Nearly one-fifth of the elderly require residential facilities that offer in-house assistance.

Segment 1: Methamphetamine epidemic of the 90s hasn't gone away in Missouri, it's gotten worse.

There was at time when the number of mom-and-pop meth labs in this part of the country caused Independence, Missouri, to be dubbed "the methamphetamine capital of America." Vigorous laws restricting access to ingredients drastically reduced the number of home-cookers but not demand.  Today, agent with the Drug Enforcement Administration told us how purer meth now makes it way to Missouri to be cut and distributed. We also talked with the head of an agency that offers drug addiction recovery services.

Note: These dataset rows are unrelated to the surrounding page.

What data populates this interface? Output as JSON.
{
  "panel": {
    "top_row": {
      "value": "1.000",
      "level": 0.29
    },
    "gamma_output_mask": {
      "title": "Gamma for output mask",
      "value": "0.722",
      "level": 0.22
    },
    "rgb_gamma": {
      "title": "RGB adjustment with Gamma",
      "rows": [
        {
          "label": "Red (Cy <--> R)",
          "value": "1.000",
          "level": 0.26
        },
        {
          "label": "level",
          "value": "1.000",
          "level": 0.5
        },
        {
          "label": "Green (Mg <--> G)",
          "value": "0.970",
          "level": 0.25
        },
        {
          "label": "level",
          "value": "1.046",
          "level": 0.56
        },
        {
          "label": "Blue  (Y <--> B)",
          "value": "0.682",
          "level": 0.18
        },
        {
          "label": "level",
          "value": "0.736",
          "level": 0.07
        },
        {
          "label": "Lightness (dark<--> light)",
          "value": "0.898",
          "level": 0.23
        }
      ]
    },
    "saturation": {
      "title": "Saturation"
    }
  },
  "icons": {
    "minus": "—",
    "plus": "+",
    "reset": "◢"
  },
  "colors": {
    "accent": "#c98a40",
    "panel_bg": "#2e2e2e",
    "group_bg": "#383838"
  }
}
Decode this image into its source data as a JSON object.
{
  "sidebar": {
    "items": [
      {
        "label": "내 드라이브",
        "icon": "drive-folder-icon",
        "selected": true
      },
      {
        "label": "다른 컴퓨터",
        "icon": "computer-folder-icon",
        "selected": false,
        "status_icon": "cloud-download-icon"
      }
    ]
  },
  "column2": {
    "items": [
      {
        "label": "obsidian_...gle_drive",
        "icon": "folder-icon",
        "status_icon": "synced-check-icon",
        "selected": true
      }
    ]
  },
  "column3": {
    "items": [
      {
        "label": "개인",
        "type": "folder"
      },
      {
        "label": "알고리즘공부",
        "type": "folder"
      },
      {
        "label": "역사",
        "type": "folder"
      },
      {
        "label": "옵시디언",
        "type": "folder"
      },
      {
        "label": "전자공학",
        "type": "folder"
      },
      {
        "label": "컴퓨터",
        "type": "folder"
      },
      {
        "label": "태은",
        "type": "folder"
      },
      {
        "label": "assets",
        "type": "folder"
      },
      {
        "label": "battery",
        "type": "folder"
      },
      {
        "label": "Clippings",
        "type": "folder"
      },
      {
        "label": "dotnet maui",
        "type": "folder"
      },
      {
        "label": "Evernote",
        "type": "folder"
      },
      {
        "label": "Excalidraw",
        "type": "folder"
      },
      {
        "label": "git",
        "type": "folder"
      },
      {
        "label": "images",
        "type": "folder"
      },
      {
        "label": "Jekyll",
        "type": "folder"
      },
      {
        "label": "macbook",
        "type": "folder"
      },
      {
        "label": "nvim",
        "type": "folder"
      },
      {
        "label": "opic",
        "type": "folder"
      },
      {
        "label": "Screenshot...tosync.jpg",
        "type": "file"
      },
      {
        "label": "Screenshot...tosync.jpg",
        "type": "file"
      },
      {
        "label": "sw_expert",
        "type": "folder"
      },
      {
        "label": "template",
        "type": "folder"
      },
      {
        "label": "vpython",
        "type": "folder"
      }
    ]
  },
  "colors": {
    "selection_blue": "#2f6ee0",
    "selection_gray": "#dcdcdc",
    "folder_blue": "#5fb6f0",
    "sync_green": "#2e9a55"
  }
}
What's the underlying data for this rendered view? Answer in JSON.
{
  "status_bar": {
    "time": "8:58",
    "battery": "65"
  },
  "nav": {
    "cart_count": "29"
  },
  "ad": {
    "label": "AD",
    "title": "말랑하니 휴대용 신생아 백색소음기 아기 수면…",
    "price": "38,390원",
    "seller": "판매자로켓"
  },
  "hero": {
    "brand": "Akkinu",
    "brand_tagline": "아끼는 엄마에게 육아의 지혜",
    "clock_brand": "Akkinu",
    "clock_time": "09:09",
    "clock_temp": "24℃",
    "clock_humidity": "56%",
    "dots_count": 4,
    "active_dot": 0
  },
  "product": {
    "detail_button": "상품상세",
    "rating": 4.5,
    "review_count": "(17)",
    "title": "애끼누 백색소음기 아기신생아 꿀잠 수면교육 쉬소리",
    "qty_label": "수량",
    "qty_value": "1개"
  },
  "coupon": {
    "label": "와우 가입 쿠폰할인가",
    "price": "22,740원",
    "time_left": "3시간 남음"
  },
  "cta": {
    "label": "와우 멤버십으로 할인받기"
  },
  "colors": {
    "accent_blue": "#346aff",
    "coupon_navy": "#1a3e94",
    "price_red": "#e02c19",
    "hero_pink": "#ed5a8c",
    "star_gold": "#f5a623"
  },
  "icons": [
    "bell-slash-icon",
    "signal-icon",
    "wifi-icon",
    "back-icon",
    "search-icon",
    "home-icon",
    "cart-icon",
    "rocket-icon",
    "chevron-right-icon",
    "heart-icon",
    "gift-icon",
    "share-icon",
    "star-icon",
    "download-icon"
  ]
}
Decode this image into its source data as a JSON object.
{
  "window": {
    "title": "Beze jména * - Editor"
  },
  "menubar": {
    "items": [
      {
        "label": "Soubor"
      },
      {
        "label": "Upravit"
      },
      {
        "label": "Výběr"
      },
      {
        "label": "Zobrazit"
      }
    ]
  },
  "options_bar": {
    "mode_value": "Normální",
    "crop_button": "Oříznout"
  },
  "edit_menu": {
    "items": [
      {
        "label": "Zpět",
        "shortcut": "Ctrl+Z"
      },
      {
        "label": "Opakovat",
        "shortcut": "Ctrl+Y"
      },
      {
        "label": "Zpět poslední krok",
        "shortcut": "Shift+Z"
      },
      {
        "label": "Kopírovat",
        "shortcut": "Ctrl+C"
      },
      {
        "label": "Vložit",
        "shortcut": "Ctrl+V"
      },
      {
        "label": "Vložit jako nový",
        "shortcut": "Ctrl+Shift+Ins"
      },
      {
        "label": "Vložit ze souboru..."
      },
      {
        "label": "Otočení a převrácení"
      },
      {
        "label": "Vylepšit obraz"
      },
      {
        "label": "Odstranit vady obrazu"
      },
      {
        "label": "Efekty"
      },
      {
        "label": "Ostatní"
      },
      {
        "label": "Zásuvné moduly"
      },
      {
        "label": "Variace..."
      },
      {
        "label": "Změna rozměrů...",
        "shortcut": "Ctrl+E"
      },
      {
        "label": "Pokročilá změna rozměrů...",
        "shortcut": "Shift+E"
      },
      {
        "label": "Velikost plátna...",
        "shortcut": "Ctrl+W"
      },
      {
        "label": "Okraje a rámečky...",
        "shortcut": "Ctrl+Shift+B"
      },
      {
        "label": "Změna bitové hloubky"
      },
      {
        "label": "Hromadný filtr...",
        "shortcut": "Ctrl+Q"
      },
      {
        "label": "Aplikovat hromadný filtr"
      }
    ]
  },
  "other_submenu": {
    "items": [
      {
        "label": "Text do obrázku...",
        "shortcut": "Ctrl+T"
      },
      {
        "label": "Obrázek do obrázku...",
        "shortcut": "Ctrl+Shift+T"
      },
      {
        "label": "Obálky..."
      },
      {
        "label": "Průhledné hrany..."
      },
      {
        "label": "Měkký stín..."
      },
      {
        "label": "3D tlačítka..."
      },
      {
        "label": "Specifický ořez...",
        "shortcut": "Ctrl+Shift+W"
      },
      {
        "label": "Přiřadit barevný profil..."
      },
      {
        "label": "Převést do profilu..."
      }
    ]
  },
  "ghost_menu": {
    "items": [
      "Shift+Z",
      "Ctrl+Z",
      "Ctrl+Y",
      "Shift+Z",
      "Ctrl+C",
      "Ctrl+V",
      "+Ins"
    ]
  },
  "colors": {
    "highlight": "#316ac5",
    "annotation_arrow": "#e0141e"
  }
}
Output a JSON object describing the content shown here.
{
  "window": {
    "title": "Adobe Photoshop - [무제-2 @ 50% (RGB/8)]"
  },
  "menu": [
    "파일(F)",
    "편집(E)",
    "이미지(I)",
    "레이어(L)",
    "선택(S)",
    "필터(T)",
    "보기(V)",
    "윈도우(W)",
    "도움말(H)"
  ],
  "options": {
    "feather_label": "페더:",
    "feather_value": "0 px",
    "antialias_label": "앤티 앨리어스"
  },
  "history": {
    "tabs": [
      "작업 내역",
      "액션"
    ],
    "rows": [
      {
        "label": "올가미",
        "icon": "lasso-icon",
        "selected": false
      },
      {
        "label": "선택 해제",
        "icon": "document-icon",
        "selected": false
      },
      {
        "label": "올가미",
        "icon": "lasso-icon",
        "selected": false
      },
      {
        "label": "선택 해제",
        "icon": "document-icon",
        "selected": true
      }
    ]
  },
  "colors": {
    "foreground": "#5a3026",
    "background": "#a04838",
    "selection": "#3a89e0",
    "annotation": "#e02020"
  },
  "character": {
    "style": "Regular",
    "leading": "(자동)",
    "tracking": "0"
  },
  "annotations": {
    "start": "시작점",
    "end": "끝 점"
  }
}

For those seeking help with drug addiction, First Call maintains a 24/7 Crisis Call line at 816.361.5900.

Segment 2, beginning at 23:09: By the time today's seniors reach age 85, one in five will need living options that provide personal care.

Senior living, assisted living, skilled nursing and in-home care are among the choices for older persons who can no longer manage their house on their own.  With so many options, how do you know which one is right for you or your loved one and your budget? Today, two professionals in the field walked us through what to consider when deciding whether to get help to stay in the home or to move to a place that offers services with residency.

Brian Ellison is a guest host of talk shows, newscasts, special coverage and community events for KCUR. Follow him on Twitter @ptsbrian.
Danie Alexander is the senior producer of Up To Date.